Protesters Killed A Plan For A Koreatown Homeless Shelter. But That's Just The Beginning Of The Story

Homelessness is up 86% in Koreatown. Here’s how the neighborhood has been responding.

Redistricting Panel Draws Disproportionately Male, White Applicant Pool

In California, the important task of redrawing Congressional districts every 10 years is done by a panel of regular citizens.

In Little Tokyo, Denouncing The Detention of Migrant Children

News that the White House plans to detain undocumented migrant children in Fort Sill, Oklahoma has brought back painful memories for Japanese Americans.

Congressman With Large Asian American Constituency Fears Census Undercount

Congressman Gil Cisneros and Asian American community leaders are encouraging his constituents to participate in the Census.

Asian American, Christian, Progressive And Lonely. Is There A Church For You?

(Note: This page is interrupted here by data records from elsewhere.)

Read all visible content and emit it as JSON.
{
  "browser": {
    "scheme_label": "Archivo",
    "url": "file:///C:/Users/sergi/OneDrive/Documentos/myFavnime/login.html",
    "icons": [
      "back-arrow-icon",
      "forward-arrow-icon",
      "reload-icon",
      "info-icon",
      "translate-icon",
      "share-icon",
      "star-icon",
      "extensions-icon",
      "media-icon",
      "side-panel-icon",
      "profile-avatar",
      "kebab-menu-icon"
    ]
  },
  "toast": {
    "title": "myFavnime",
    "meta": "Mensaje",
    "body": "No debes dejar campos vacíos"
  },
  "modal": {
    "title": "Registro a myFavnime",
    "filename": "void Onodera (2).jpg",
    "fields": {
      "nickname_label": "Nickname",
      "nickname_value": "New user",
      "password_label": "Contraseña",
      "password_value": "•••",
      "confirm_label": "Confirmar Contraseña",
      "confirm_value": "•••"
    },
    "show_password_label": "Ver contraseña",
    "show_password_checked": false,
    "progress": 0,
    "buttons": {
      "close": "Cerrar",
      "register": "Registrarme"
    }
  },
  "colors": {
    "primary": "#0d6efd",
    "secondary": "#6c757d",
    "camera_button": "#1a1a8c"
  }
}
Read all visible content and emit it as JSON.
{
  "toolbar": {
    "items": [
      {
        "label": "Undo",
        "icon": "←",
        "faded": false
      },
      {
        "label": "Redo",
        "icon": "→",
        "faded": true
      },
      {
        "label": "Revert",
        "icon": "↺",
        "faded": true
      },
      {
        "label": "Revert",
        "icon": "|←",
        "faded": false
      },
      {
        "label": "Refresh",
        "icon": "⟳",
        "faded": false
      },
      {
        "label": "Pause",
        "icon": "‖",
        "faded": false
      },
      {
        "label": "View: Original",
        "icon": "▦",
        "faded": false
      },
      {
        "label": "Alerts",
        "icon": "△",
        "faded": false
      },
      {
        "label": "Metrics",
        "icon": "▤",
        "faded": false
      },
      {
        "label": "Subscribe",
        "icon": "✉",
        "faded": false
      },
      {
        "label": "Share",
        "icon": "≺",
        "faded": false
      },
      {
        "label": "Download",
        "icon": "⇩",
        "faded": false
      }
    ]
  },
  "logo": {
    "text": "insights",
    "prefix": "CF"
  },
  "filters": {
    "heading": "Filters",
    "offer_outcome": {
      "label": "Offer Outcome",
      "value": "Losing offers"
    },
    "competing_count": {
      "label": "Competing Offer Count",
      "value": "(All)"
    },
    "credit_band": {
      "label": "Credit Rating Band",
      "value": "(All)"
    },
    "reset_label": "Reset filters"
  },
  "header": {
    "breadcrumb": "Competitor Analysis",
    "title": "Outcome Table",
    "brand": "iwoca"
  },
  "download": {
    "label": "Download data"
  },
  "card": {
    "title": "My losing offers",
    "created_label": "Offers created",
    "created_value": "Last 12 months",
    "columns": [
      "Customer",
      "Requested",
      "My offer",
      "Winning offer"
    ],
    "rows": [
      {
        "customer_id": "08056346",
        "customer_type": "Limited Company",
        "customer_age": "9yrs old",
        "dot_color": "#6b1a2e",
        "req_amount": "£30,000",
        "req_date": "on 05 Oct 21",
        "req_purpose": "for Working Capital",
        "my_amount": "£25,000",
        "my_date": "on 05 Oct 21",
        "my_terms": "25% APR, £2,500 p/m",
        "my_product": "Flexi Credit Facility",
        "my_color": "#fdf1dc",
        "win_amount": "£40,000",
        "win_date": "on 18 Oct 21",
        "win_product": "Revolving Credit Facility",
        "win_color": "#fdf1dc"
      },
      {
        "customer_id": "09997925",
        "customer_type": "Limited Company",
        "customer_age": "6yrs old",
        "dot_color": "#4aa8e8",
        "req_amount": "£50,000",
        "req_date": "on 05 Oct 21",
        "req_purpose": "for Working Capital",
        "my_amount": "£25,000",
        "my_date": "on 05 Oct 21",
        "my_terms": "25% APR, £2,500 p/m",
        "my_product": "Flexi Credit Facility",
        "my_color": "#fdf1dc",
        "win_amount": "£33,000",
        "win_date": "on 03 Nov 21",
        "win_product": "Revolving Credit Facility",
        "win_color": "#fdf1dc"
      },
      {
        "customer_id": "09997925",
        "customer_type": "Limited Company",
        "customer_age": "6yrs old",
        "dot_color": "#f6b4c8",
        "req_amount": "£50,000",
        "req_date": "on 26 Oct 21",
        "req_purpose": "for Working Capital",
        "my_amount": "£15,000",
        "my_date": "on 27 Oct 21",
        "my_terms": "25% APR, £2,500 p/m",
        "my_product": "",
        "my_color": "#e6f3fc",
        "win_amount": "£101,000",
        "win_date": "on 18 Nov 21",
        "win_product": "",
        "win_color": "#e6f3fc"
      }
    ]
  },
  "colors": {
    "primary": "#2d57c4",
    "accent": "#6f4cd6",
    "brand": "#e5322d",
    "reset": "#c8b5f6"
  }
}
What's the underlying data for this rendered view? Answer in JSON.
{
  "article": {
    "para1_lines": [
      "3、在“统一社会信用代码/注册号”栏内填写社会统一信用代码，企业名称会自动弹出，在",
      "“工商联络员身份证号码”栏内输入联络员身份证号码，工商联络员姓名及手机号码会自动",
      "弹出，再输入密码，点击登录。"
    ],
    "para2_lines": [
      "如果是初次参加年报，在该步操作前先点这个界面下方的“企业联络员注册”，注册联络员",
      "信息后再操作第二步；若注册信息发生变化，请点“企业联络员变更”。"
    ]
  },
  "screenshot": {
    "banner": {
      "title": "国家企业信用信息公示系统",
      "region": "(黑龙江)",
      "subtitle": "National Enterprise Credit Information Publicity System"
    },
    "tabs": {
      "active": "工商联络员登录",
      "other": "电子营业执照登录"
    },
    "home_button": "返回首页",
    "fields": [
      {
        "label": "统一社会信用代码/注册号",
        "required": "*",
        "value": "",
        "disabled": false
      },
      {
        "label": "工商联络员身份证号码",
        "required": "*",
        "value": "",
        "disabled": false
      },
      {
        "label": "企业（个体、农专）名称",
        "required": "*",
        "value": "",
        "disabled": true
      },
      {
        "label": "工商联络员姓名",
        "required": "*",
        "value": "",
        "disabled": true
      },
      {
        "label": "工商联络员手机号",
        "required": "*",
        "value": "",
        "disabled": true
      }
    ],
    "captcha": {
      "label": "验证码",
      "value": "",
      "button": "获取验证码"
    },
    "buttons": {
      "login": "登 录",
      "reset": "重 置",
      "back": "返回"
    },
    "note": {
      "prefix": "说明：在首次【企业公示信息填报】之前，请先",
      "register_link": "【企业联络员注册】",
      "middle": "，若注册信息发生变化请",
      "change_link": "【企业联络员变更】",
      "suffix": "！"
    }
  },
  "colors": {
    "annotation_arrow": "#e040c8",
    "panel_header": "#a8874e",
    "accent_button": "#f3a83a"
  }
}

Southern California is home to hundreds of churches started by Asian American immigrants. For some younger members, these churches are too conservative. Progressive churches, typically with largely white congregations, aren’t always the right fit either.

Nearly 2,000 trek to California desert for 50th Anniversary of Manzanar pilgrimage

The first pilgrimage to Manzanar was organized in 1969 by Japanese-American activists.

Fresh Off The Boat Hits 100-episode milestone in first for Asian Americans

Reaching this benchmark is a traditional measure of longevity and readiness for syndication, and it looks to be increasingly uncommon, as networks move toward shorter episode orders.

UCLA Alums Charged With Running Test Cheating Scheme

Former UCLA students are part of an alleged test-cheating ring that saw them impersonating Chinese nationals.

The History Behind Chinatown's Lunar New Year Parade

Tens of thousands of people squeeze into Chinatown every year for the Golden Dragon Parade. It's an L.A. institution, one of the oldest and most popular events of its kind in the country.

LA's Chinatown parade is more than dragon dancing. Here's the history you might not know

The first time L.A.'s Chinese residents paraded before other Angelenos 125 years ago, it was a very different picture.

Interview with SCPR’s new president and CEO Herb Scannell

Media industry veteran Herb Scannell, who once led Nickelodeon and BBC Worldwide North America, will serve as Southern California Public Radio's new president and CEO beginning late February.

KPCC hires new CEO to lead audio ‘renaissance’

Media industry veteran Herb Scannell, who once led Nickelodeon and BBC Worldwide, North America, will serve as Southern California Public Radio’s new president and CEO beginning late February.

Chinatown teachers try to stamp out rumors about teachers' strike

With each passing day of the LAUSD strike, Helen Han has gotten increasingly worried that some of the school district's Chinese-speaking families don't fully understand why she and other teachers are striking.

Asian actress' Golden Globe award seen as win for diversity

Sandra Oh is the second Asian woman to win a Golden Globe for best lead actress in a TV drama series. But Asian representation is still lacking in Hollywood.